The sonata op. 101 had an unusually long gestation. Beethoven’s earliest sketches date from 1815. The first publication of the “difficult to execute Sonata in A“, as the composer called it, appeared in 1817. Beethoven’s nationalistic feelings during this period led him to seek German substitutes for traditional Italian musical terminology. The autograph of op. 101 is inconsistent in this respect, the outer movements having markings in Italian, and the central march in German. The first edition uses both languages throughout as does this Bärenreiter Urtext edition.

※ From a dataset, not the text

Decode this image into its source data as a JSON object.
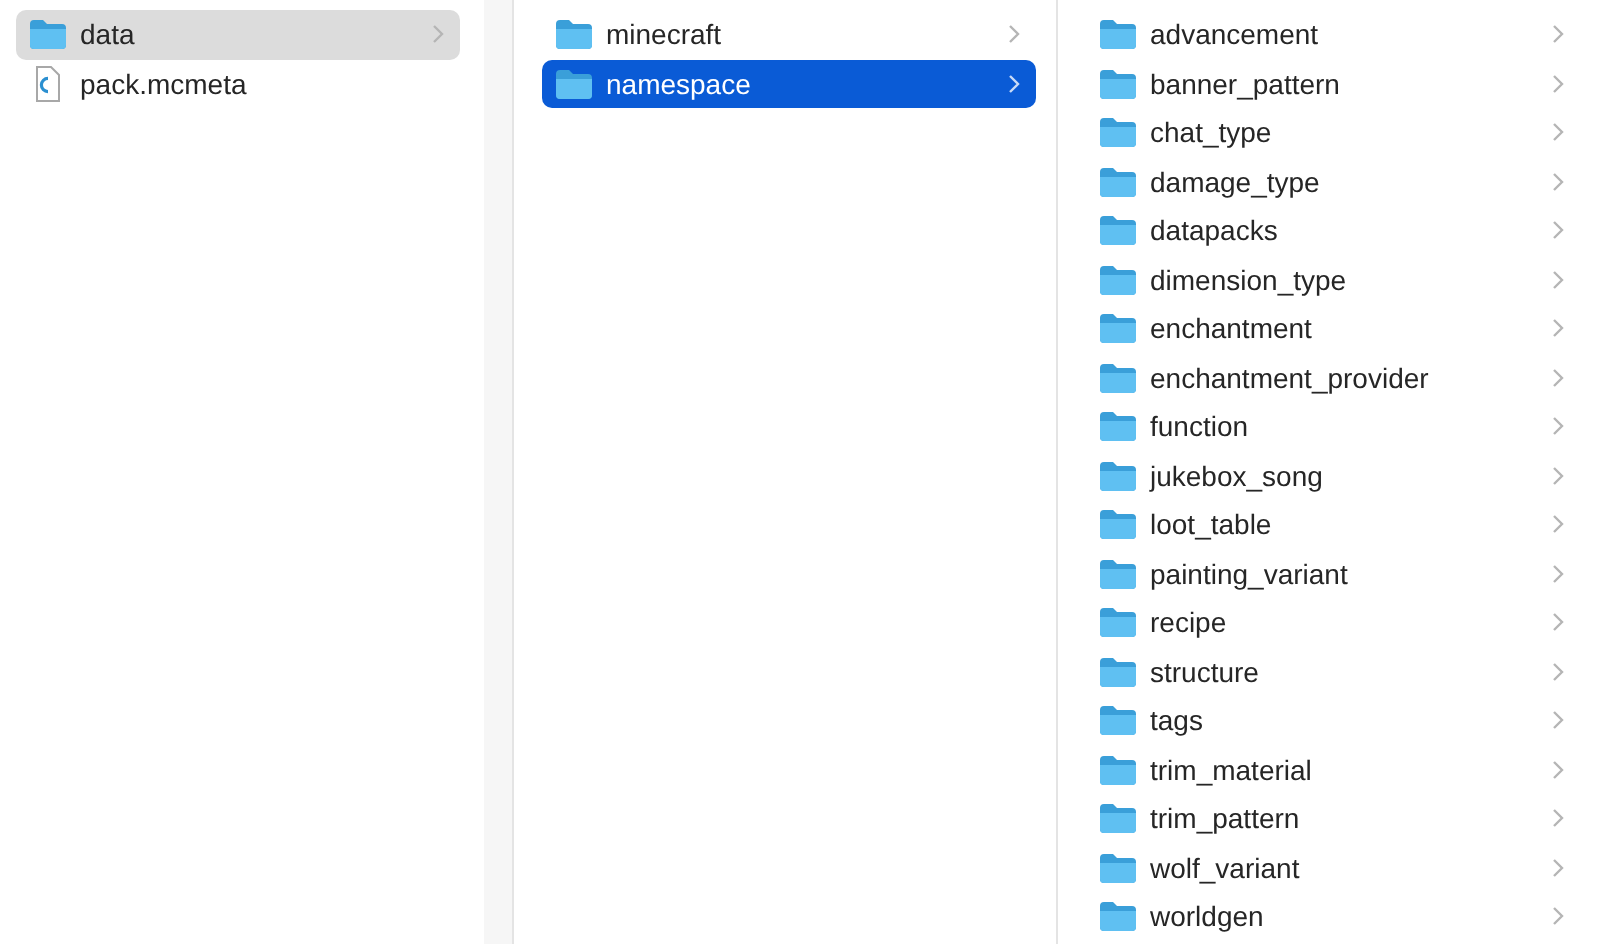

In January of 1817 Beethoven informed his publisher that henceforth all his works should use “Hammerklavier“ in place of “Pianoforte“. This instruction was carried out only in connection with op. 101 and op. 106, the latter bears the nickname of “Hammerklavier“ to this day.
In this edition great care was given to a user-friendly layout which on the one hand was to reflect the flow and tempo of the music and on the other hand was to facilitate the study of this technically demanding work by a transparent and clear appearance on the page and good page turns.
Particularly enlightening in this edition is the Preface which includes information on idiosyncracies of Beethoven’s notation (Slurs, “Punkte” versus “Striche”) as well as on aspects of performance practice (Instruments, Pedalling, Tempo, Dynamics, Articulation, Accents, Ornaments, Repeats).
- Urtext edition at the cutting edge of scholarship
- Critical Commentary (Eng)
- Good page turns
- Valuable notes on period performance practice (Eng/Ger)